WHAT THE EXERCISE ASKS: In this exercise, every entry is to be copied exactly.

*** SUPPLIED MATERIAL ***

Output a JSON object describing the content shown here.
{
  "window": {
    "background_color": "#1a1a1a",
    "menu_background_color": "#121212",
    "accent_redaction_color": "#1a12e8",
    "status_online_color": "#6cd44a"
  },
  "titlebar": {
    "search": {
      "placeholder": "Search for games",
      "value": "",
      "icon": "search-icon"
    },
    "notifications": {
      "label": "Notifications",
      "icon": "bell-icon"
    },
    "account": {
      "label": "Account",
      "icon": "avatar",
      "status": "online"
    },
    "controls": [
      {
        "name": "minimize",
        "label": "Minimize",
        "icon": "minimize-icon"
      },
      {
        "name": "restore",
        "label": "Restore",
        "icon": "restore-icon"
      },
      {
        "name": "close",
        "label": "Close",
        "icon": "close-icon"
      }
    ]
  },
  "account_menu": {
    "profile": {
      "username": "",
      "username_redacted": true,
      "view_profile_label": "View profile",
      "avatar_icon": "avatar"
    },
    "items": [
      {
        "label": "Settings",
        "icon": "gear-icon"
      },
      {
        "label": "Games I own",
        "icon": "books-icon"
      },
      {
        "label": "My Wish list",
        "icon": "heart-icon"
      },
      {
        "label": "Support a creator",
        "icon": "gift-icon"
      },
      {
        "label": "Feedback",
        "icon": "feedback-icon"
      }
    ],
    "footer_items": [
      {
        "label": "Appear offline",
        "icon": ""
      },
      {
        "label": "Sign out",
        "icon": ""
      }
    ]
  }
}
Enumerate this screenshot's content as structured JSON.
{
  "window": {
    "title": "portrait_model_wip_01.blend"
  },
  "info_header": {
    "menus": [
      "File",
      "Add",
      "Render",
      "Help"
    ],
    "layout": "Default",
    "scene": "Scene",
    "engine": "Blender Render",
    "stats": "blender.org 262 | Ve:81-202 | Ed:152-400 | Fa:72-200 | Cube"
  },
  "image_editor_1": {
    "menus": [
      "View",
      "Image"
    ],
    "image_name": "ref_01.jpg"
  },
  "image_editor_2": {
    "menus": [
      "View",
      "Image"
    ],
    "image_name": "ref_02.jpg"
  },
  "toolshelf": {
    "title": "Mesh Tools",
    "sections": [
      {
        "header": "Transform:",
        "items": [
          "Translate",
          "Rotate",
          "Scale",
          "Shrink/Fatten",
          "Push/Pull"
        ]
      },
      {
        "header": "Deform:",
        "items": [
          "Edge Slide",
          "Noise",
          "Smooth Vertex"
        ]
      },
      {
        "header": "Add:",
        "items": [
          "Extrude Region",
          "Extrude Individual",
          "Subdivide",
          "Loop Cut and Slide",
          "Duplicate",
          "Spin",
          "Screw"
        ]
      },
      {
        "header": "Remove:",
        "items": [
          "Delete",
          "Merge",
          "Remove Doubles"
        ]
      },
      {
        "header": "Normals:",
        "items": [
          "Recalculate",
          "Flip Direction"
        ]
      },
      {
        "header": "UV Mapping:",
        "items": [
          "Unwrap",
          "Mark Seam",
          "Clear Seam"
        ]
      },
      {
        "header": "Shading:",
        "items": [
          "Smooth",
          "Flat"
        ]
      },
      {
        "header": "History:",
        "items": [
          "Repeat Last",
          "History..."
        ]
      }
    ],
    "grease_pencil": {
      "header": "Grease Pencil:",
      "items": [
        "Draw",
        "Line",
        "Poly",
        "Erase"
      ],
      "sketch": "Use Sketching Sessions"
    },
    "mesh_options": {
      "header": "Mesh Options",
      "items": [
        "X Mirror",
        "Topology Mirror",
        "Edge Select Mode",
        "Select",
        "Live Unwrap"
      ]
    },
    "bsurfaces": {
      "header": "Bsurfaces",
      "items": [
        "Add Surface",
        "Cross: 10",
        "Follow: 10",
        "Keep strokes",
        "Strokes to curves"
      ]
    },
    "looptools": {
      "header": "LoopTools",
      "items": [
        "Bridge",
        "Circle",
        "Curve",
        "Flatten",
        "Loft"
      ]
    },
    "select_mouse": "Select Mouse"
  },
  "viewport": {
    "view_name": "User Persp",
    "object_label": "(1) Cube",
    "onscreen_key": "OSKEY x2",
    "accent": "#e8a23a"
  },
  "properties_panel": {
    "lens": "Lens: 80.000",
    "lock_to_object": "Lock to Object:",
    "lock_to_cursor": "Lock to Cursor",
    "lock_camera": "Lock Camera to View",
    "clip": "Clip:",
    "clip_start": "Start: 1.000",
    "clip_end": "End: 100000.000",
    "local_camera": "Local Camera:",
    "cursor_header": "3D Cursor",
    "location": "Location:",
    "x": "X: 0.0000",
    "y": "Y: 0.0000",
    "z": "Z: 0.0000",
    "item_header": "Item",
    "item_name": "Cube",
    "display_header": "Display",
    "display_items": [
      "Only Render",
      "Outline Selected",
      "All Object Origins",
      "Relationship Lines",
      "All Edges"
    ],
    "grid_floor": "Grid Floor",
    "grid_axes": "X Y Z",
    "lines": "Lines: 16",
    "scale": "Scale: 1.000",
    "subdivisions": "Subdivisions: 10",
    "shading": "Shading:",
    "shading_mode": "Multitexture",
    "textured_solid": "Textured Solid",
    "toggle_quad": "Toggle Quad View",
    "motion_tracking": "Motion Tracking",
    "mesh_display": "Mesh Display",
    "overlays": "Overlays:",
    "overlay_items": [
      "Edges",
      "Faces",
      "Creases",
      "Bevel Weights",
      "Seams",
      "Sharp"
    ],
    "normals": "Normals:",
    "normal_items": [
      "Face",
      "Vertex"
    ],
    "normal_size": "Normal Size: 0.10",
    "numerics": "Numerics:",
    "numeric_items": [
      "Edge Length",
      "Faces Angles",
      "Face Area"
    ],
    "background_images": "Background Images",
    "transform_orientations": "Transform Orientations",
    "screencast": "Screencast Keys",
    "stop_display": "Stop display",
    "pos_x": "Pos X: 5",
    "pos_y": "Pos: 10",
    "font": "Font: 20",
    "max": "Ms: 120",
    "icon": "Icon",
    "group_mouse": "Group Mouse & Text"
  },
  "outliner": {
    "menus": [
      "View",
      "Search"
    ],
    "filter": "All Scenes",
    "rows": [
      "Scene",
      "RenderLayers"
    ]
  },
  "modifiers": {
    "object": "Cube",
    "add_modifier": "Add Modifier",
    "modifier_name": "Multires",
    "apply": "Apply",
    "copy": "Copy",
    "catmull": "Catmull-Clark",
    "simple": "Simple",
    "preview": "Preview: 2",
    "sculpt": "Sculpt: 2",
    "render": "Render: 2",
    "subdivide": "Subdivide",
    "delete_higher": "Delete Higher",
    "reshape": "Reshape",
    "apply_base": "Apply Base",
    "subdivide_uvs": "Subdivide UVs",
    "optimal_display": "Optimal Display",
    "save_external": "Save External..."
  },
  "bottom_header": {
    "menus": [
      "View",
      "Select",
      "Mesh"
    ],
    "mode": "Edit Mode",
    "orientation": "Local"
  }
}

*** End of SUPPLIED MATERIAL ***

TASK RESULT:
Output a JSON object describing the content shown here.
{
  "window": {
    "background_color": "#1a1a1a",
    "menu_background_color": "#121212",
    "accent_redaction_color": "#1a12e8",
    "status_online_color": "#6cd44a"
  },
  "titlebar": {
    "search": {
      "placeholder": "Search for games",
      "value": "",
      "icon": "search-icon"
    },
    "notifications": {
      "label": "Notifications",
      "icon": "bell-icon"
    },
    "account": {
      "label": "Account",
      "icon": "avatar",
      "status": "online"
    },
    "controls": [
      {
        "name": "minimize",
        "label": "Minimize",
        "icon": "minimize-icon"
      },
      {
        "name": "restore",
        "label": "Restore",
        "icon": "restore-icon"
      },
      {
        "name": "close",
        "label": "Close",
        "icon": "close-icon"
      }
    ]
  },
  "account_menu": {
    "profile": {
      "username": "",
      "username_redacted": true,
      "view_profile_label": "View profile",
      "avatar_icon": "avatar"
    },
    "items": [
      {
        "label": "Settings",
        "icon": "gear-icon"
      },
      {
        "label": "Games I own",
        "icon": "books-icon"
      },
      {
        "label": "My Wish list",
        "icon": "heart-icon"
      },
      {
        "label": "Support a creator",
        "icon": "gift-icon"
      },
      {
        "label": "Feedback",
        "icon": "feedback-icon"
      }
    ],
    "footer_items": [
      {
        "label": "Appear offline",
        "icon": ""
      },
      {
        "label": "Sign out",
        "icon": ""
      }
    ]
  }
}
Enumerate this screenshot's content as structured JSON.
{
  "window": {
    "title": "portrait_model_wip_01.blend"
  },
  "info_header": {
    "menus": [
      "File",
      "Add",
      "Render",
      "Help"
    ],
    "layout": "Default",
    "scene": "Scene",
    "engine": "Blender Render",
    "stats": "blender.org 262 | Ve:81-202 | Ed:152-400 | Fa:72-200 | Cube"
  },
  "image_editor_1": {
    "menus": [
      "View",
      "Image"
    ],
    "image_name": "ref_01.jpg"
  },
  "image_editor_2": {
    "menus": [
      "View",
      "Image"
    ],
    "image_name": "ref_02.jpg"
  },
  "toolshelf": {
    "title": "Mesh Tools",
    "sections": [
      {
        "header": "Transform:",
        "items": [
          "Translate",
          "Rotate",
          "Scale",
          "Shrink/Fatten",
          "Push/Pull"
        ]
      },
      {
        "header": "Deform:",
        "items": [
          "Edge Slide",
          "Noise",
          "Smooth Vertex"
        ]
      },
      {
        "header": "Add:",
        "items": [
          "Extrude Region",
          "Extrude Individual",
          "Subdivide",
          "Loop Cut and Slide",
          "Duplicate",
          "Spin",
          "Screw"
        ]
      },
      {
        "header": "Remove:",
        "items": [
          "Delete",
          "Merge",
          "Remove Doubles"
        ]
      },
      {
        "header": "Normals:",
        "items": [
          "Recalculate",
          "Flip Direction"
        ]
      },
      {
        "header": "UV Mapping:",
        "items": [
          "Unwrap",
          "Mark Seam",
          "Clear Seam"
        ]
      },
      {
        "header": "Shading:",
        "items": [
          "Smooth",
          "Flat"
        ]
      },
      {
        "header": "History:",
        "items": [
          "Repeat Last",
          "History..."
        ]
      }
    ],
    "grease_pencil": {
      "header": "Grease Pencil:",
      "items": [
        "Draw",
        "Line",
        "Poly",
        "Erase"
      ],
      "sketch": "Use Sketching Sessions"
    },
    "mesh_options": {
      "header": "Mesh Options",
      "items": [
        "X Mirror",
        "Topology Mirror",
        "Edge Select Mode",
        "Select",
        "Live Unwrap"
      ]
    },
    "bsurfaces": {
      "header": "Bsurfaces",
      "items": [
        "Add Surface",
        "Cross: 10",
        "Follow: 10",
        "Keep strokes",
        "Strokes to curves"
      ]
    },
    "looptools": {
      "header": "LoopTools",
      "items": [
        "Bridge",
        "Circle",
        "Curve",
        "Flatten",
        "Loft"
      ]
    },
    "select_mouse": "Select Mouse"
  },
  "viewport": {
    "view_name": "User Persp",
    "object_label": "(1) Cube",
    "onscreen_key": "OSKEY x2",
    "accent": "#e8a23a"
  },
  "properties_panel": {
    "lens": "Lens: 80.000",
    "lock_to_object": "Lock to Object:",
    "lock_to_cursor": "Lock to Cursor",
    "lock_camera": "Lock Camera to View",
    "clip": "Clip:",
    "clip_start": "Start: 1.000",
    "clip_end": "End: 100000.000",
    "local_camera": "Local Camera:",
    "cursor_header": "3D Cursor",
    "location": "Location:",
    "x": "X: 0.0000",
    "y": "Y: 0.0000",
    "z": "Z: 0.0000",
    "item_header": "Item",
    "item_name": "Cube",
    "display_header": "Display",
    "display_items": [
      "Only Render",
      "Outline Selected",
      "All Object Origins",
      "Relationship Lines",
      "All Edges"
    ],
    "grid_floor": "Grid Floor",
    "grid_axes": "X Y Z",
    "lines": "Lines: 16",
    "scale": "Scale: 1.000",
    "subdivisions": "Subdivisions: 10",
    "shading": "Shading:",
    "shading_mode": "Multitexture",
    "textured_solid": "Textured Solid",
    "toggle_quad": "Toggle Quad View",
    "motion_tracking": "Motion Tracking",
    "mesh_display": "Mesh Display",
    "overlays": "Overlays:",
    "overlay_items": [
      "Edges",
      "Faces",
      "Creases",
      "Bevel Weights",
      "Seams",
      "Sharp"
    ],
    "normals": "Normals:",
    "normal_items": [
      "Face",
      "Vertex"
    ],
    "normal_size": "Normal Size: 0.10",
    "numerics": "Numerics:",
    "numeric_items": [
      "Edge Length",
      "Faces Angles",
      "Face Area"
    ],
    "background_images": "Background Images",
    "transform_orientations": "Transform Orientations",
    "screencast": "Screencast Keys",
    "stop_display": "Stop display",
    "pos_x": "Pos X: 5",
    "pos_y": "Pos: 10",
    "font": "Font: 20",
    "max": "Ms: 120",
    "icon": "Icon",
    "group_mouse": "Group Mouse & Text"
  },
  "outliner": {
    "menus": [
      "View",
      "Search"
    ],
    "filter": "All Scenes",
    "rows": [
      "Scene",
      "RenderLayers"
    ]
  },
  "modifiers": {
    "object": "Cube",
    "add_modifier": "Add Modifier",
    "modifier_name": "Multires",
    "apply": "Apply",
    "copy": "Copy",
    "catmull": "Catmull-Clark",
    "simple": "Simple",
    "preview": "Preview: 2",
    "sculpt": "Sculpt: 2",
    "render": "Render: 2",
    "subdivide": "Subdivide",
    "delete_higher": "Delete Higher",
    "reshape": "Reshape",
    "apply_base": "Apply Base",
    "subdivide_uvs": "Subdivide UVs",
    "optimal_display": "Optimal Display",
    "save_external": "Save External..."
  },
  "bottom_header": {
    "menus": [
      "View",
      "Select",
      "Mesh"
    ],
    "mode": "Edit Mode",
    "orientation": "Local"
  }
}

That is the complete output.